I have studied, that at a certain temperature, the equilibrium vapour pressure of a liquid remains constant, irrespective of the amount of liquid taken. From this, I conclude that if I take a mixture of two liquids, the equilibrium vapour pressure should just be the sum of their individual equilibrium vapour pressures, since both liquids attain equilibrium when the partial pressures of their vapours are equal to their equilibrium vapour pressures. However, Raoult's Law states that the vapour pressure depends on the amount of each liquid in the solution.
This question almost answered my question, but I do not understand why the concentration of the liquid matters when it's in a solution. I understand that this is not due to any intermolecular forces, since the mixture in consideration is assumed to be ideal.
We had a long discussion in class about this, and in the end we concluded that the equilibrium vapour pressure would depend on the surface area of the liquid, and in a mixture the surface is not completely available to a single component of the mixture. I'm not sure if this explanation is correct, and I would like your opinions about this.
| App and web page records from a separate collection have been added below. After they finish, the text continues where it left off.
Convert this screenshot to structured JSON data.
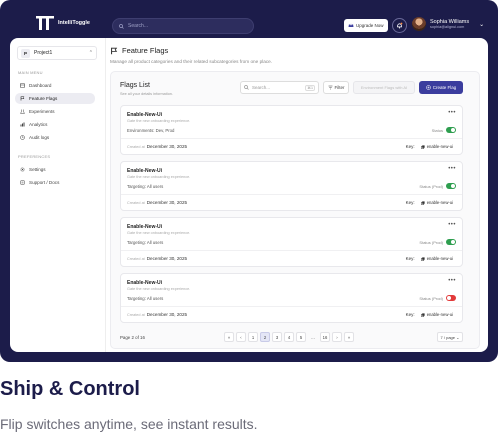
{
  "topbar": {
    "brand": "IntelliToggle",
    "search_placeholder": "Search...",
    "upgrade_label": "Upgrade Now",
    "user_name": "Sophia Williams",
    "user_email": "sophia@alignui.com"
  },
  "sidebar": {
    "project": {
      "badge": "P",
      "name": "Project1"
    },
    "main_section": "MAIN MENU",
    "items": [
      {
        "label": "Dashboard",
        "icon": "dashboard-icon"
      },
      {
        "label": "Feature Flags",
        "icon": "flag-icon",
        "active": true
      },
      {
        "label": "Experiments",
        "icon": "experiment-icon"
      },
      {
        "label": "Analytics",
        "icon": "analytics-icon"
      },
      {
        "label": "Audit logs",
        "icon": "audit-icon"
      }
    ],
    "pref_section": "PREFERENCES",
    "prefs": [
      {
        "label": "Settings",
        "icon": "gear-icon"
      },
      {
        "label": "Support / Docs",
        "icon": "docs-icon"
      }
    ]
  },
  "page": {
    "title": "Feature Flags",
    "subtitle": "Manage all product categories and their related subcategories from one place."
  },
  "flags_panel": {
    "title": "Flags List",
    "subtitle": "See all your details information.",
    "search_placeholder": "Search...",
    "search_kbd": "⌘1",
    "filter_label": "Filter",
    "disabled_label": "Environment Flags with AI",
    "create_label": "Create Flag"
  },
  "cards": [
    {
      "name": "Enable-New-Ui",
      "desc": "Gate the new onboarding experience.",
      "env": "Environments: Dev, Prod",
      "status": "Status",
      "on": true,
      "created_prefix": "Created at",
      "created": "December 30, 2025",
      "key_label": "Key:",
      "key": "enable-new-ui"
    },
    {
      "name": "Enable-New-Ui",
      "desc": "Gate the new onboarding experience.",
      "env": "Targeting: All users",
      "status": "Status (Prod)",
      "on": true,
      "created_prefix": "Created at",
      "created": "December 30, 2025",
      "key_label": "Key:",
      "key": "enable-new-ui"
    },
    {
      "name": "Enable-New-Ui",
      "desc": "Gate the new onboarding experience.",
      "env": "Targeting: All users",
      "status": "Status (Prod)",
      "on": true,
      "created_prefix": "Created at",
      "created": "December 30, 2025",
      "key_label": "Key:",
      "key": "enable-new-ui"
    },
    {
      "name": "Enable-New-Ui",
      "desc": "Gate the new onboarding experience.",
      "env": "Targeting: All users",
      "status": "Status (Prod)",
      "on": false,
      "created_prefix": "Created at",
      "created": "December 30, 2025",
      "key_label": "Key:",
      "key": "enable-new-ui"
    }
  ],
  "pagination": {
    "info": "Page 2 of 16",
    "first": "«",
    "prev": "‹",
    "pages": [
      "1",
      "2",
      "3",
      "4",
      "5",
      "...",
      "16"
    ],
    "active_page": "2",
    "next": "›",
    "last": "»",
    "per_page": "7 / page"
  },
  "marketing": {
    "headline": "Ship & Control",
    "tagline": "Flip switches anytime, see instant results."
  },
  "colors": {
    "navy": "#1c1c4a",
    "primary": "#3b3d9e",
    "on": "#2e9e4f",
    "off": "#e23a3a"
  }
}
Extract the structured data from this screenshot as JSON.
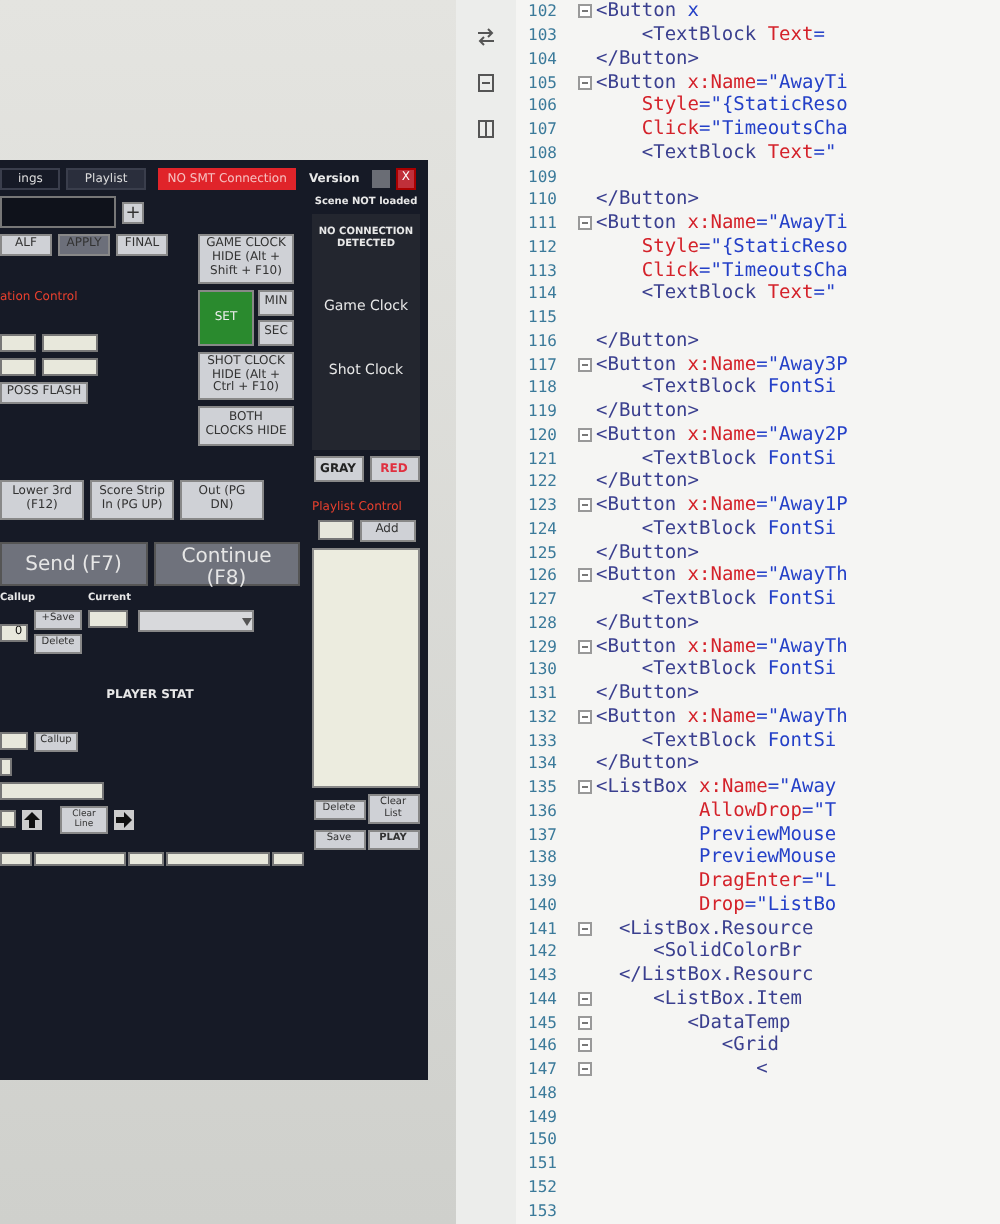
{
  "app": {
    "tabs": [
      {
        "label": "ings",
        "selected": false
      },
      {
        "label": "Playlist",
        "selected": true
      }
    ],
    "connection_badge": "NO SMT Connection",
    "version": "Version",
    "close_label": "X",
    "scene_status": "Scene NOT loaded",
    "score_input": {
      "add": "+"
    },
    "period_buttons": [
      {
        "label": "ALF",
        "disabled": false
      },
      {
        "label": "APPLY",
        "disabled": true
      },
      {
        "label": "FINAL",
        "disabled": false
      }
    ],
    "clock_controls": {
      "game_hide": "GAME CLOCK HIDE (Alt + Shift + F10)",
      "set": {
        "label": "SET",
        "on": true
      },
      "min": "MIN",
      "sec": "SEC",
      "shot_hide": "SHOT CLOCK HIDE (Alt + Ctrl + F10)",
      "both_hide": "BOTH CLOCKS HIDE"
    },
    "clock_display": {
      "status": "NO CONNECTION DETECTED",
      "game": "Game Clock",
      "shot": "Shot Clock"
    },
    "color_buttons": [
      {
        "label": "GRAY",
        "color": "#222222"
      },
      {
        "label": "RED",
        "color": "#e03040"
      }
    ],
    "section_title": "ation Control",
    "poss_flash": "POSS FLASH",
    "graphics_buttons": [
      "Lower 3rd (F12)",
      "Score Strip In (PG UP)",
      "Out (PG DN)"
    ],
    "send": "Send (F7)",
    "continue": "Continue (F8)",
    "callup": {
      "label": "Callup",
      "current_label": "Current",
      "value": "0",
      "save": "+Save",
      "delete": "Delete"
    },
    "playlist": {
      "title": "Playlist Control",
      "add": "Add",
      "buttons": [
        "Delete",
        "Clear List",
        "Save",
        "PLAY"
      ]
    },
    "player_stat": {
      "title": "PLAYER STAT",
      "callup": "Callup",
      "clear": "Clear Line"
    }
  },
  "editor": {
    "lines": [
      {
        "number": "102",
        "code": "<Button x",
        "fold": true
      },
      {
        "number": "103",
        "code": "    <TextBlock Text=",
        "fold": false
      },
      {
        "number": "104",
        "code": "</Button>",
        "fold": false
      },
      {
        "number": "105",
        "code": "<Button x:Name=\"AwayTi",
        "fold": true
      },
      {
        "number": "106",
        "code": "    Style=\"{StaticReso",
        "fold": false
      },
      {
        "number": "107",
        "code": "    Click=\"TimeoutsCha",
        "fold": false
      },
      {
        "number": "108",
        "code": "    <TextBlock Text=\"",
        "fold": false
      },
      {
        "number": "109",
        "fold": false
      },
      {
        "number": "110",
        "code": "</Button>",
        "fold": false
      },
      {
        "number": "111",
        "code": "<Button x:Name=\"AwayTi",
        "fold": true
      },
      {
        "number": "112",
        "code": "    Style=\"{StaticReso",
        "fold": false
      },
      {
        "number": "113",
        "code": "    Click=\"TimeoutsCha",
        "fold": false
      },
      {
        "number": "114",
        "code": "    <TextBlock Text=\"",
        "fold": false
      },
      {
        "number": "115",
        "fold": false
      },
      {
        "number": "116",
        "code": "</Button>",
        "fold": false
      },
      {
        "number": "117",
        "code": "<Button x:Name=\"Away3P",
        "fold": true
      },
      {
        "number": "118",
        "code": "    <TextBlock FontSi",
        "fold": false
      },
      {
        "number": "119",
        "code": "</Button>",
        "fold": false
      },
      {
        "number": "120",
        "code": "<Button x:Name=\"Away2P",
        "fold": true
      },
      {
        "number": "121",
        "code": "    <TextBlock FontSi",
        "fold": false
      },
      {
        "number": "122",
        "code": "</Button>",
        "fold": false
      },
      {
        "number": "123",
        "code": "<Button x:Name=\"Away1P",
        "fold": true
      },
      {
        "number": "124",
        "code": "    <TextBlock FontSi",
        "fold": false
      },
      {
        "number": "125",
        "code": "</Button>",
        "fold": false
      },
      {
        "number": "126",
        "code": "<Button x:Name=\"AwayTh",
        "fold": true
      },
      {
        "number": "127",
        "code": "    <TextBlock FontSi",
        "fold": false
      },
      {
        "number": "128",
        "code": "</Button>",
        "fold": false
      },
      {
        "number": "129",
        "code": "<Button x:Name=\"AwayTh",
        "fold": true
      },
      {
        "number": "130",
        "code": "    <TextBlock FontSi",
        "fold": false
      },
      {
        "number": "131",
        "code": "</Button>",
        "fold": false
      },
      {
        "number": "132",
        "code": "<Button x:Name=\"AwayTh",
        "fold": true
      },
      {
        "number": "133",
        "code": "    <TextBlock FontSi",
        "fold": false
      },
      {
        "number": "134",
        "code": "</Button>",
        "fold": false
      },
      {
        "number": "135",
        "code": "<ListBox x:Name=\"Away",
        "fold": true
      },
      {
        "number": "136",
        "code": "         AllowDrop=\"T",
        "fold": false
      },
      {
        "number": "137",
        "code": "         PreviewMouse",
        "fold": false
      },
      {
        "number": "138",
        "code": "         PreviewMouse",
        "fold": false
      },
      {
        "number": "139",
        "code": "         DragEnter=\"L",
        "fold": false
      },
      {
        "number": "140",
        "code": "         Drop=\"ListBo",
        "fold": false
      },
      {
        "number": "141",
        "code": "  <ListBox.Resource",
        "fold": true
      },
      {
        "number": "142",
        "code": "     <SolidColorBr",
        "fold": false
      },
      {
        "number": "143",
        "code": "  </ListBox.Resourc",
        "fold": false
      },
      {
        "number": "144",
        "code": "     <ListBox.Item",
        "fold": true
      },
      {
        "number": "145",
        "code": "        <DataTemp",
        "fold": true
      },
      {
        "number": "146",
        "code": "           <Grid",
        "fold": true
      },
      {
        "number": "147",
        "code": "              <",
        "fold": true
      },
      {
        "number": "148",
        "fold": false
      },
      {
        "number": "149",
        "fold": false
      },
      {
        "number": "150",
        "fold": false
      },
      {
        "number": "151",
        "fold": false
      },
      {
        "number": "152",
        "fold": false
      },
      {
        "number": "153",
        "fold": false
      }
    ]
  }
}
This question talks about a different explanation, but I believe it talks about solutions of solids in liquids. Is a similar explanation valid for mixtures of liquids? I can't seem to get my head around the explanation that the liquid molecules occupy a fraction of the surface which is equal to their mole fraction, which reduces the equilibrium vapour pressure of each component of the mixture.